Often as believers, we think we should just ‘shake hands and make up’, without addressing any of the real issues. After all this is scary and uncomfortable. But this doesn’t lead to real peace. It may lead to ongoing feelings of resentment and distance in the relationship, meaning we might just let the relationship wither. This would be sad and will not lead to God’s glory. Rather we need to do the hard work of searching our own hearts as well as gently restoring others, before we can ‘go and be reconciled.’
Secondly, sometimes we can think reconciling with others is just giving in to what the other person wants. As the often repeated phrase goes, a husband should just learn to say to his wife, ‘Yes, Dear…’ This may be good advice sometimes, as there are often things we argue about which are so small that we can easily overlook them. But as a general rule, apart from being a somewhat outdated and perhaps sexist phrase, this is not helpful advice.
As the peacemaking principles brochure goes on to say,
“… forgiving others as God, for Christ’s sake, has forgiven us, and seeking just and mutually beneficial solutions to our differences…”
True peacemaking will create an atmosphere of mutual openness and love
True peacemaking will create an atmosphere of mutual openness and love where people are keen to serve each other and find ways forward which is better for both parties. As believers we should be growing more and more like Jesus. The Apostle Paul says we should value others above ourselves,
“not looking to your own interests but each of you to the interests of the others.” – Philippians 2:4
Simply compromising to what the other person wants doesn’t help them grow to be more like Christ. It also doesn’t help us practise seeking just and mutually beneficial solutions to our differences.
A number of conflict management programs teach useful communication and negotiation skills.

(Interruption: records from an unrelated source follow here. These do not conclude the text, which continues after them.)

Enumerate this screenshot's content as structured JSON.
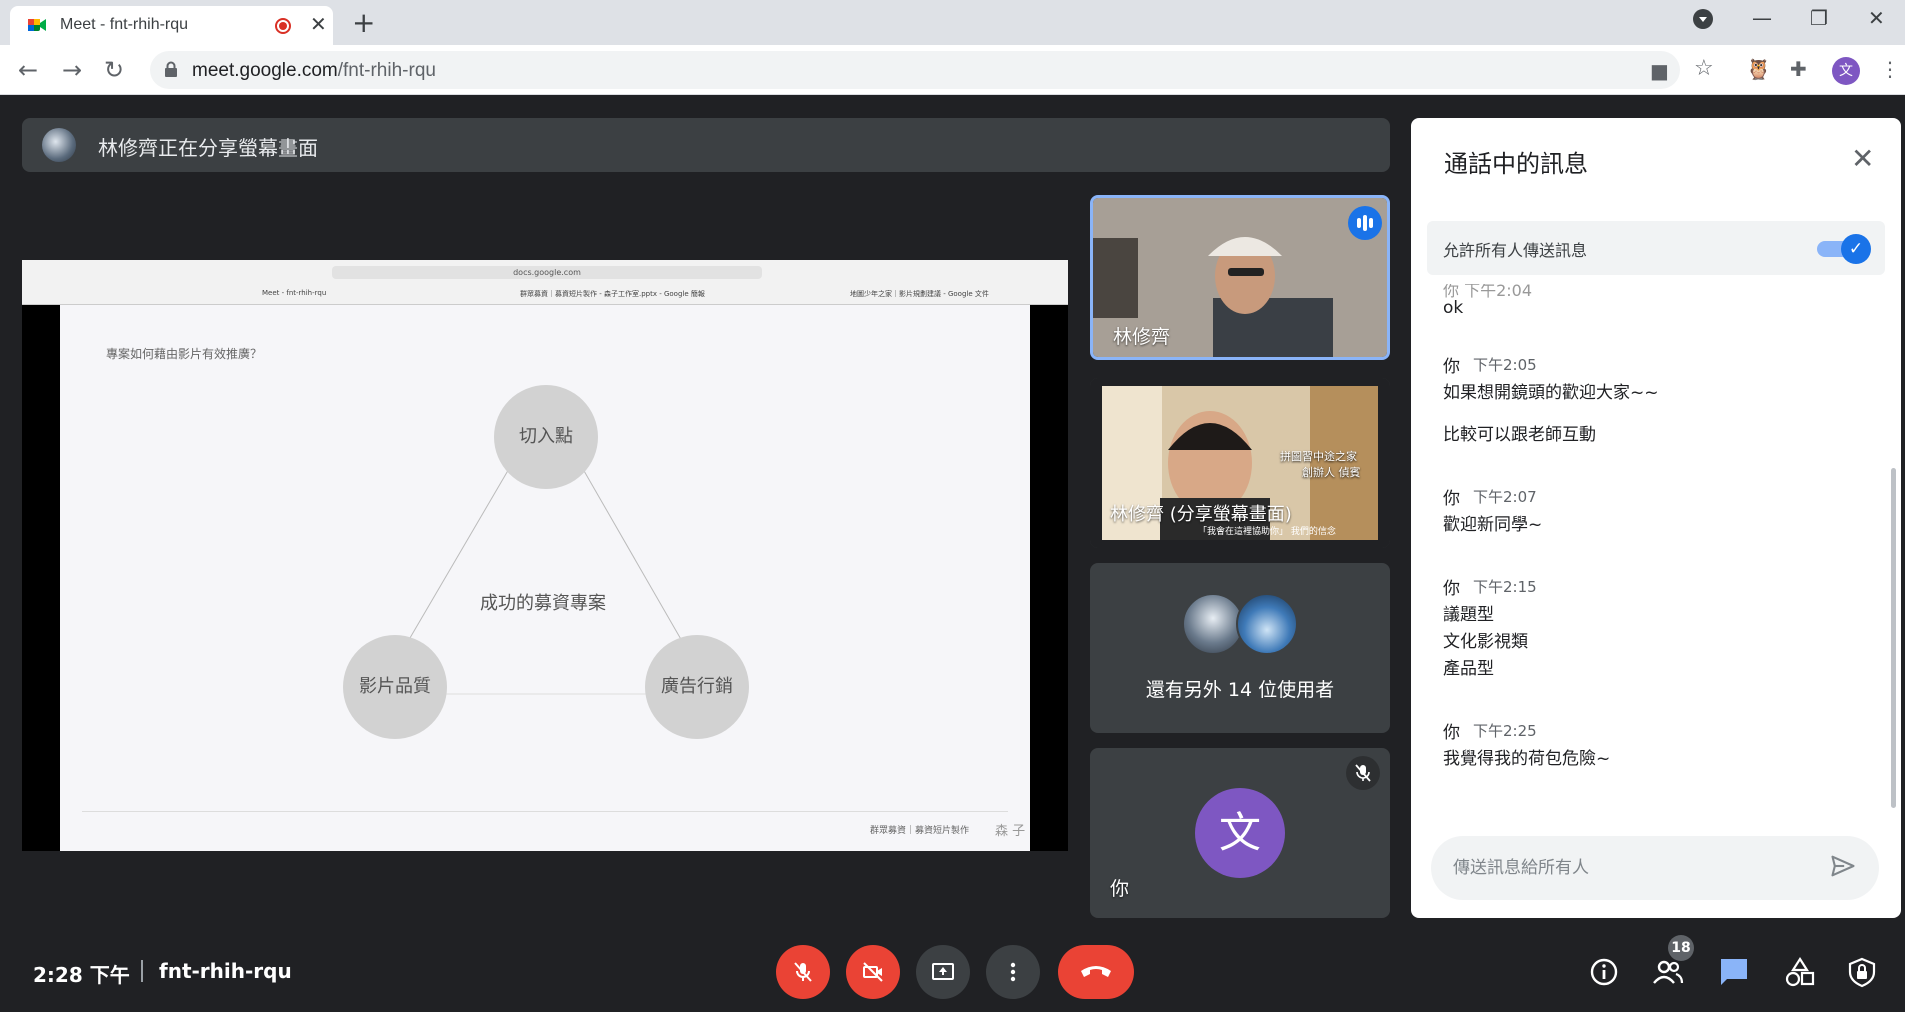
{
  "browser": {
    "tab_title": "Meet - fnt-rhih-rqu",
    "url_host": "meet.google.com",
    "url_path": "/fnt-rhih-rqu",
    "profile_initial": "文"
  },
  "meet": {
    "banner_text": "林修齊正在分享螢幕畫面",
    "shared_slide": {
      "mini_url": "docs.google.com",
      "mini_tabs": [
        "Meet - fnt-rhih-rqu",
        "群眾募資｜募資短片製作 - 森子工作室.pptx - Google 簡報",
        "地圖少年之家｜影片規劃建議 - Google 文件"
      ],
      "heading": "專案如何藉由影片有效推廣？",
      "top_circle": "切入點",
      "left_circle": "影片品質",
      "right_circle": "廣告行銷",
      "center_label": "成功的募資專案",
      "footer": "群眾募資｜募資短片製作",
      "signature": "森 子"
    },
    "tiles": [
      {
        "name": "林修齊"
      },
      {
        "name": "林修齊 (分享螢幕畫面)",
        "overlay_line1": "拼圖習中途之家",
        "overlay_line2": "創辦人 偵賓",
        "subtitle": "「我會在這裡協助你」 我們的信念"
      },
      {
        "name": "還有另外 14 位使用者"
      },
      {
        "name": "你",
        "avatar_initial": "文"
      }
    ]
  },
  "chat": {
    "title": "通話中的訊息",
    "allow_label": "允許所有人傳送訊息",
    "cut_text": "你  下午2:04",
    "messages": [
      {
        "sender": "",
        "time": "",
        "lines": [
          "ok"
        ]
      },
      {
        "sender": "你",
        "time": "下午2:05",
        "lines": [
          "如果想開鏡頭的歡迎大家~~",
          "比較可以跟老師互動"
        ]
      },
      {
        "sender": "你",
        "time": "下午2:07",
        "lines": [
          "歡迎新同學~"
        ]
      },
      {
        "sender": "你",
        "time": "下午2:15",
        "lines": [
          "議題型",
          "文化影視類",
          "產品型"
        ]
      },
      {
        "sender": "你",
        "time": "下午2:25",
        "lines": [
          "我覺得我的荷包危險~"
        ]
      }
    ],
    "input_placeholder": "傳送訊息給所有人"
  },
  "bottom_bar": {
    "time": "2:28 下午",
    "meeting_code": "fnt-rhih-rqu",
    "participant_count": "18"
  }
}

However, because the source of much on-going conflict is not having our deepest desires met, these strategies are limited in their helpfulness. Deep and lasting personal change, which leads to true inner peace, can only occur when we understand and believe the gospel. That because we are fully accepted, loved and forgiven by God through Jesus, we can choose to accept, love and forgive others and work with them to resolve our differences.
What I’ve learned over the years is that I don’t do conflict well naturally. Often when I am in conflict, I actually forget how God has treated me. So I respond to others according to my selfishly formed habits. We need to continually ask God to remind us of his acceptance, love and forgiveness, and so help us choose to respond in like manner in a world full of conflict. As with most things in life, you can’t get better at real peacemaking without God’s perspective and putting in a lot of hard work and practice!

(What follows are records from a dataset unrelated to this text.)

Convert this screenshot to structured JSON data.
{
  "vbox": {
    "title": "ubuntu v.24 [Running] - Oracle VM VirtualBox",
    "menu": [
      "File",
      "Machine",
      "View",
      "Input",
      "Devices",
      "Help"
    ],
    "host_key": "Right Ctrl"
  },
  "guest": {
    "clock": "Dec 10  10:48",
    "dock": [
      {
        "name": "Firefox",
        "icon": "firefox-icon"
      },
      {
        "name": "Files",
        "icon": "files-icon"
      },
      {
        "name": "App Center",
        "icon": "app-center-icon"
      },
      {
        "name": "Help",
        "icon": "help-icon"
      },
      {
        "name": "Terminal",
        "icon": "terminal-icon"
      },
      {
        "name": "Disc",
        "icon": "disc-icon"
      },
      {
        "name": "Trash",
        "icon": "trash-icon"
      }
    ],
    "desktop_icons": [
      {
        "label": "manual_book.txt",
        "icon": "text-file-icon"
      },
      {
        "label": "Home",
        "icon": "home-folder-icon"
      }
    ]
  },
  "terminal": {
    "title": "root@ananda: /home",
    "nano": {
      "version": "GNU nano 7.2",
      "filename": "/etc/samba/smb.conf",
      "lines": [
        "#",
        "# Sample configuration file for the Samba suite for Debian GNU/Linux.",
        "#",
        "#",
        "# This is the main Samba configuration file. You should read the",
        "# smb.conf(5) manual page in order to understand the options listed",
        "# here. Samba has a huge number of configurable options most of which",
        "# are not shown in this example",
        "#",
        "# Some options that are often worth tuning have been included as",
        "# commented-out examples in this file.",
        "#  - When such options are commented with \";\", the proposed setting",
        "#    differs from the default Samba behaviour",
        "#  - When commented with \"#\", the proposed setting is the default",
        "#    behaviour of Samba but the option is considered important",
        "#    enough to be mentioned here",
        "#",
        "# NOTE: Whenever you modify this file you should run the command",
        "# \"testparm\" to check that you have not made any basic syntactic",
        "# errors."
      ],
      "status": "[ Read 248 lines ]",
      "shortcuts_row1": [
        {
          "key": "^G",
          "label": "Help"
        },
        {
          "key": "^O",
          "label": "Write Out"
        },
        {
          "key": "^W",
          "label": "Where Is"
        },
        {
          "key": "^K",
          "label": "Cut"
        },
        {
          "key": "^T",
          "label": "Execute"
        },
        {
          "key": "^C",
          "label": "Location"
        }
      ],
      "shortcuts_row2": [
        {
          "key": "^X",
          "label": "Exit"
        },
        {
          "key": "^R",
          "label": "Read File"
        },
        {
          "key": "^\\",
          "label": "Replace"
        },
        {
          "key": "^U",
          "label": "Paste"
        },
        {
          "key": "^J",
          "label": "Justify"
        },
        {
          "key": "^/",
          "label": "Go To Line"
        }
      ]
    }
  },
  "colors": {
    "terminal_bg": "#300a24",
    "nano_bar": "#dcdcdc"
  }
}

“Do not conform to the pattern of this world, but be transformed by the renewing of your mind. Then you will be able to test and approve what God’s will is—his good, pleasing and perfect will.” – Romans 12:2
If you haven’t heard of PeaceWise hubs, they are places where you can learn more about peacemaking and be encouraged to put peacemaking into practice! Why not join a hub group today?
Article by Clive Buultjens – Clive is married to Sarah and has 3 young children. He is also the assistant minister at Merrylands Anglican church and former Office Manager at PeaceWise.